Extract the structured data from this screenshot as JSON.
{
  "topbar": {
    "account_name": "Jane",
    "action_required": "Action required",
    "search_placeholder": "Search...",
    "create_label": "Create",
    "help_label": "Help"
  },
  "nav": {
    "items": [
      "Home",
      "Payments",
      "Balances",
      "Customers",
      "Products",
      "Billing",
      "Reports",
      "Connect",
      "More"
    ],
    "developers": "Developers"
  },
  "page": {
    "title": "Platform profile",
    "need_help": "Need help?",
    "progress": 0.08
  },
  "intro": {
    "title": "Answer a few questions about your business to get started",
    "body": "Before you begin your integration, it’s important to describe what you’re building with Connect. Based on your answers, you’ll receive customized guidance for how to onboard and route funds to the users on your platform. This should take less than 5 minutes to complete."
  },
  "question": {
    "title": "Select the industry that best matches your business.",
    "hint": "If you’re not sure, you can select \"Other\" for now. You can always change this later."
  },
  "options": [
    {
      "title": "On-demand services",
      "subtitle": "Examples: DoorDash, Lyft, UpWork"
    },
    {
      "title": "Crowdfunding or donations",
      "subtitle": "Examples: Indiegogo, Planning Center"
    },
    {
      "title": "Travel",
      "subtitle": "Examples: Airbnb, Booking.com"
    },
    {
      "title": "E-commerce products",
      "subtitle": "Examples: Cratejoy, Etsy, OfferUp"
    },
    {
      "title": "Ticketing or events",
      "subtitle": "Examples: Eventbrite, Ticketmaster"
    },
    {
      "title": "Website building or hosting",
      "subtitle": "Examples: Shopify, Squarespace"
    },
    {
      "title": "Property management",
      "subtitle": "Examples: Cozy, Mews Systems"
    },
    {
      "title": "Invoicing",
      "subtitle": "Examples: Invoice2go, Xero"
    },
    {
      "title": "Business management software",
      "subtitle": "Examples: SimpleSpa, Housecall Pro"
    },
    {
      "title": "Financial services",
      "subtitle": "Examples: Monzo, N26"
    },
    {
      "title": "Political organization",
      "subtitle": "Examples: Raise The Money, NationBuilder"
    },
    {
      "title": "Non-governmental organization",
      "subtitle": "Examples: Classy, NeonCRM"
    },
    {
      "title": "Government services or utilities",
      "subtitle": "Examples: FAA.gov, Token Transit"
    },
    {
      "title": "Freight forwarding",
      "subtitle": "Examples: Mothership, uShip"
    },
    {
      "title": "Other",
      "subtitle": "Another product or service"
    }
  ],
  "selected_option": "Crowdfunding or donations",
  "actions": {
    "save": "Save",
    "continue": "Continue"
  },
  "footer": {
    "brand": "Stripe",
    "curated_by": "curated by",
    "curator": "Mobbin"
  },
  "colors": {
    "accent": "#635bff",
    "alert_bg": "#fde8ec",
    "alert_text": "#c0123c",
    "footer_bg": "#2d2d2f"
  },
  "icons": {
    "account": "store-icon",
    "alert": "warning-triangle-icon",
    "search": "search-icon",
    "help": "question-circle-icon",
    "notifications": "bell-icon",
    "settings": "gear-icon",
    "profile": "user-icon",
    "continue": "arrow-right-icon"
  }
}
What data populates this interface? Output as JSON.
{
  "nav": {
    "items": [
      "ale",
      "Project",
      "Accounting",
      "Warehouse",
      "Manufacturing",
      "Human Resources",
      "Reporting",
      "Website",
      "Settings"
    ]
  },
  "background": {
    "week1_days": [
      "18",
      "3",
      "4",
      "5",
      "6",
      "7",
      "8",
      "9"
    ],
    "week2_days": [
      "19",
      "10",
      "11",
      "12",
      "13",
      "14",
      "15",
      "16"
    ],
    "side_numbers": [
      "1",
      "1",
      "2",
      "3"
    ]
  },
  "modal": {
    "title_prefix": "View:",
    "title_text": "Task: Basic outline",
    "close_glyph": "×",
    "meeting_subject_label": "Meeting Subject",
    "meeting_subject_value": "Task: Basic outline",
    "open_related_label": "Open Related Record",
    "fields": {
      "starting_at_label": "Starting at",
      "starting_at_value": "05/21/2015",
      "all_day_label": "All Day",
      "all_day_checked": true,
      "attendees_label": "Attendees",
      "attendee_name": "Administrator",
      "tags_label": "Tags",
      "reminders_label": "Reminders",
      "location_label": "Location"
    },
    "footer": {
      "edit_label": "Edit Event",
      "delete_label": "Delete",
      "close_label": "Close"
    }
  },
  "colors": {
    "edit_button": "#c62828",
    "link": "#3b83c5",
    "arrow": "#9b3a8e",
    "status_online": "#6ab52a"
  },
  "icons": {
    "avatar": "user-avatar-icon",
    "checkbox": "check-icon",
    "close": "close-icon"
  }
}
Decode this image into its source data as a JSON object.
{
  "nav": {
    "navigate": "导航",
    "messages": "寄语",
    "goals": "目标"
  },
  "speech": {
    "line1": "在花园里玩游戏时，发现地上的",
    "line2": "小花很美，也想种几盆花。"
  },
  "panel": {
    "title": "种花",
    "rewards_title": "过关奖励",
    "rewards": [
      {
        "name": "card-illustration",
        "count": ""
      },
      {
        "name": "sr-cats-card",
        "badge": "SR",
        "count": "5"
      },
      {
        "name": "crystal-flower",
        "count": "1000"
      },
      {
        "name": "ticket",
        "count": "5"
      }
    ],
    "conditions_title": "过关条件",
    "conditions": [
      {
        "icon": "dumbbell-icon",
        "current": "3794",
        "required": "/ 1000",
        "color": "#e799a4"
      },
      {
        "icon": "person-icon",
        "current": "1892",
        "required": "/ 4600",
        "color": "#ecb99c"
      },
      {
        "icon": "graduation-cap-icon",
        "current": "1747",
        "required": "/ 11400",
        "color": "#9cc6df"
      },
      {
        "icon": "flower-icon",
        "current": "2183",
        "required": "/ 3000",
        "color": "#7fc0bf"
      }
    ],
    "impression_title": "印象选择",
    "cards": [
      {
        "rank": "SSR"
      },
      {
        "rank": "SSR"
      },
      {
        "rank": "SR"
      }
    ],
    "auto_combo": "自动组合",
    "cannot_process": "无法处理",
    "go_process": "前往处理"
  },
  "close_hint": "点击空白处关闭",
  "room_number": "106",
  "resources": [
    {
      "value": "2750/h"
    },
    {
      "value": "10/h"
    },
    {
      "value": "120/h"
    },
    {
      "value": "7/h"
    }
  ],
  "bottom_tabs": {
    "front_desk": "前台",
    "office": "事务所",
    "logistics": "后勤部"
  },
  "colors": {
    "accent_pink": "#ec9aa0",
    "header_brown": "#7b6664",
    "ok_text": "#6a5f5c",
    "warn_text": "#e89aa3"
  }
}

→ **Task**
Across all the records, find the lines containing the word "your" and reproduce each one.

→ **Problem solution**
    "title": "Answer a few questions about your business to get started",
    "body": "Before you begin your integration, it’s important to describe what you’re building with Connect. Based on your answers, you’ll receive customized guidance for how to onboard and route funds to the users on your platform. This should take less than 5 minutes to complete."
    "title": "Select the industry that best matches your business.",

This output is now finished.